Your answer must consist of the records below, reproduced exactly, with every picture removed.

*** Supplied entries Section Begins ***

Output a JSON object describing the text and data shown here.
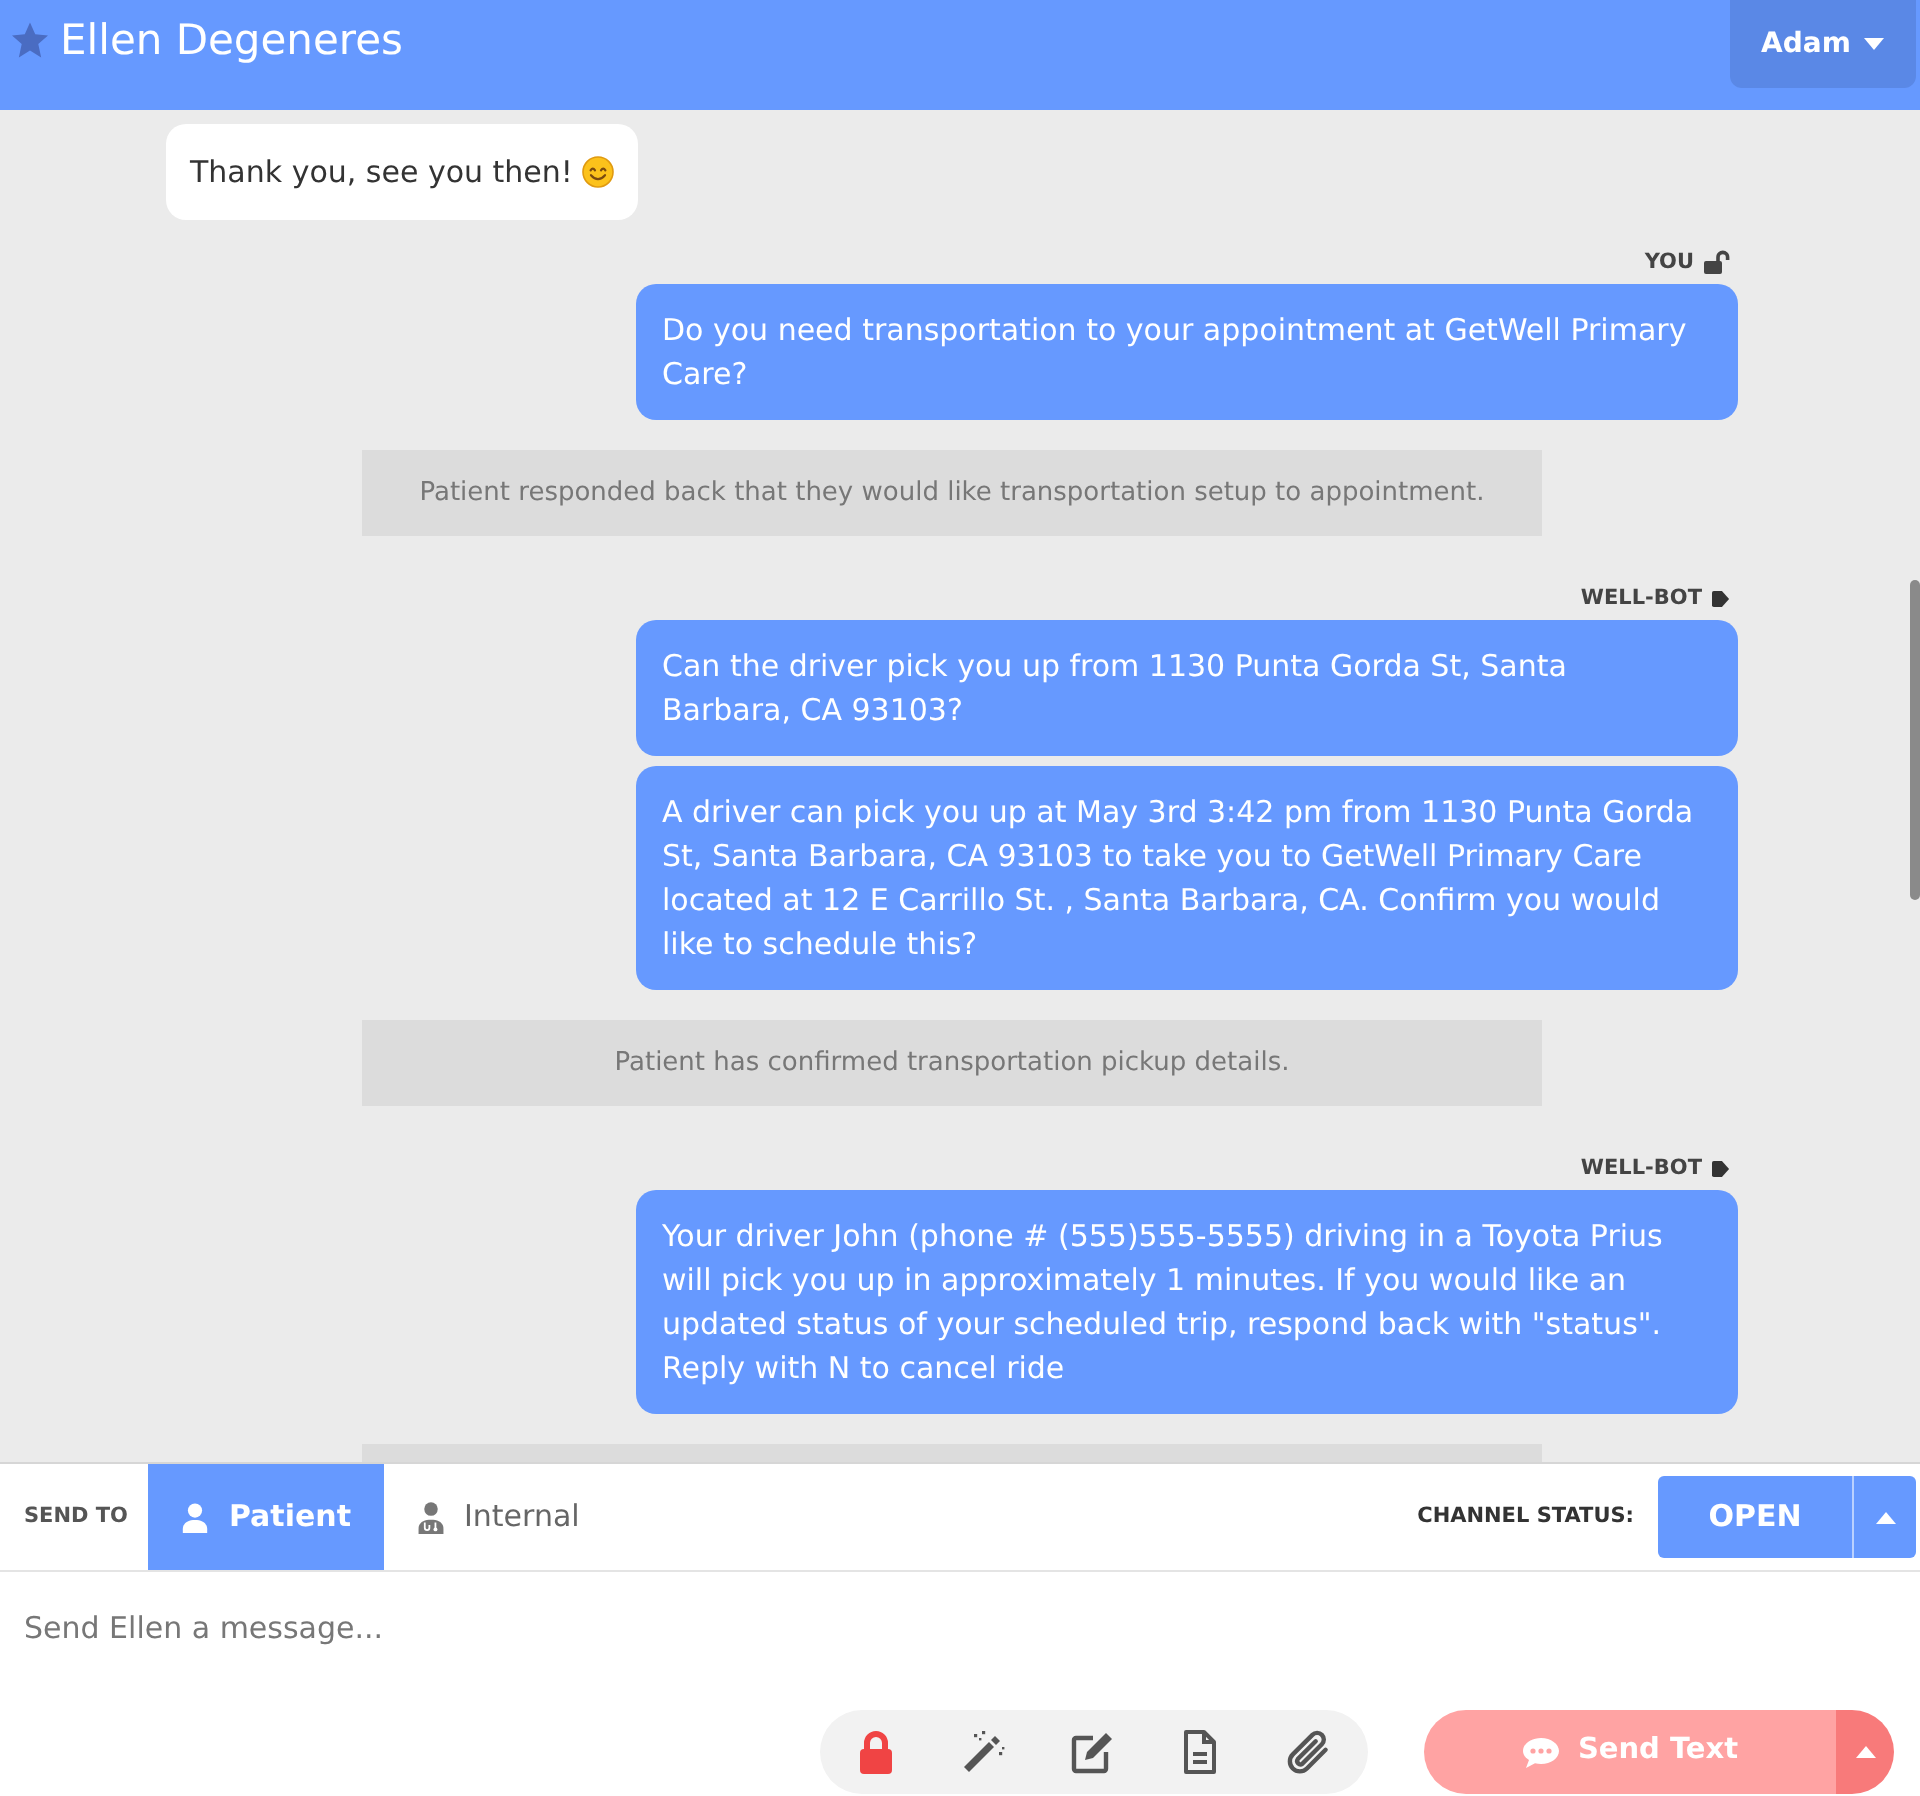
{
  "header": {
    "title": "Ellen Degeneres",
    "user_menu": {
      "label": "Adam"
    }
  },
  "messages": [
    {
      "kind": "incoming",
      "text": "Thank you, see you then!",
      "emoji": true
    },
    {
      "kind": "sender",
      "sender": {
        "label": "YOU",
        "kind": "user"
      }
    },
    {
      "kind": "outgoing",
      "text": "Do you need transportation to your appointment at GetWell Primary Care?"
    },
    {
      "kind": "note",
      "text": "Patient responded back that they would like transportation setup to appointment."
    },
    {
      "kind": "sender",
      "sender": {
        "label": "WELL-BOT",
        "kind": "bot"
      }
    },
    {
      "kind": "outgoing",
      "text": "Can the driver pick you up from 1130 Punta Gorda St, Santa Barbara, CA 93103?"
    },
    {
      "kind": "outgoing",
      "text": "A driver can pick you up at May 3rd 3:42 pm from 1130 Punta Gorda St, Santa Barbara, CA 93103 to take you to GetWell Primary Care located at 12 E Carrillo St. , Santa Barbara, CA. Confirm you would like to schedule this?"
    },
    {
      "kind": "note",
      "text": "Patient has confirmed transportation pickup details."
    },
    {
      "kind": "sender",
      "sender": {
        "label": "WELL-BOT",
        "kind": "bot"
      }
    },
    {
      "kind": "outgoing",
      "text": "Your driver John (phone # (555)555-5555) driving in a Toyota Prius will pick you up in approximately 1 minutes. If you would like an updated status of your scheduled trip, respond back with \"status\". Reply with N to cancel ride"
    },
    {
      "kind": "note"
    }
  ],
  "composer": {
    "send_to": {
      "label": "SEND TO",
      "tabs": [
        {
          "label": "Patient",
          "kind": "patient",
          "selected": true
        },
        {
          "label": "Internal",
          "kind": "internal",
          "selected": false
        }
      ]
    },
    "channel_status": {
      "label": "CHANNEL STATUS:",
      "value": "OPEN"
    },
    "message": {
      "placeholder": "Send Ellen a message..."
    },
    "send_button": {
      "label": "Send Text",
      "disabled": true
    }
  }
}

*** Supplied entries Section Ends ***

### Written response
Output a JSON object describing the text and data shown here.
{
  "header": {
    "title": "Ellen Degeneres",
    "user_menu": {
      "label": "Adam"
    }
  },
  "messages": [
    {
      "kind": "incoming",
      "text": "Thank you, see you then!",
      "emoji": true
    },
    {
      "kind": "sender",
      "sender": {
        "label": "YOU",
        "kind": "user"
      }
    },
    {
      "kind": "outgoing",
      "text": "Do you need transportation to your appointment at GetWell Primary Care?"
    },
    {
      "kind": "note",
      "text": "Patient responded back that they would like transportation setup to appointment."
    },
    {
      "kind": "sender",
      "sender": {
        "label": "WELL-BOT",
        "kind": "bot"
      }
    },
    {
      "kind": "outgoing",
      "text": "Can the driver pick you up from 1130 Punta Gorda St, Santa Barbara, CA 93103?"
    },
    {
      "kind": "outgoing",
      "text": "A driver can pick you up at May 3rd 3:42 pm from 1130 Punta Gorda St, Santa Barbara, CA 93103 to take you to GetWell Primary Care located at 12 E Carrillo St. , Santa Barbara, CA. Confirm you would like to schedule this?"
    },
    {
      "kind": "note",
      "text": "Patient has confirmed transportation pickup details."
    },
    {
      "kind": "sender",
      "sender": {
        "label": "WELL-BOT",
        "kind": "bot"
      }
    },
    {
      "kind": "outgoing",
      "text": "Your driver John (phone # (555)555-5555) driving in a Toyota Prius will pick you up in approximately 1 minutes. If you would like an updated status of your scheduled trip, respond back with \"status\". Reply with N to cancel ride"
    },
    {
      "kind": "note"
    }
  ],
  "composer": {
    "send_to": {
      "label": "SEND TO",
      "tabs": [
        {
          "label": "Patient",
          "kind": "patient",
          "selected": true
        },
        {
          "label": "Internal",
          "kind": "internal",
          "selected": false
        }
      ]
    },
    "channel_status": {
      "label": "CHANNEL STATUS:",
      "value": "OPEN"
    },
    "message": {
      "placeholder": "Send Ellen a message..."
    },
    "send_button": {
      "label": "Send Text",
      "disabled": true
    }
  }
}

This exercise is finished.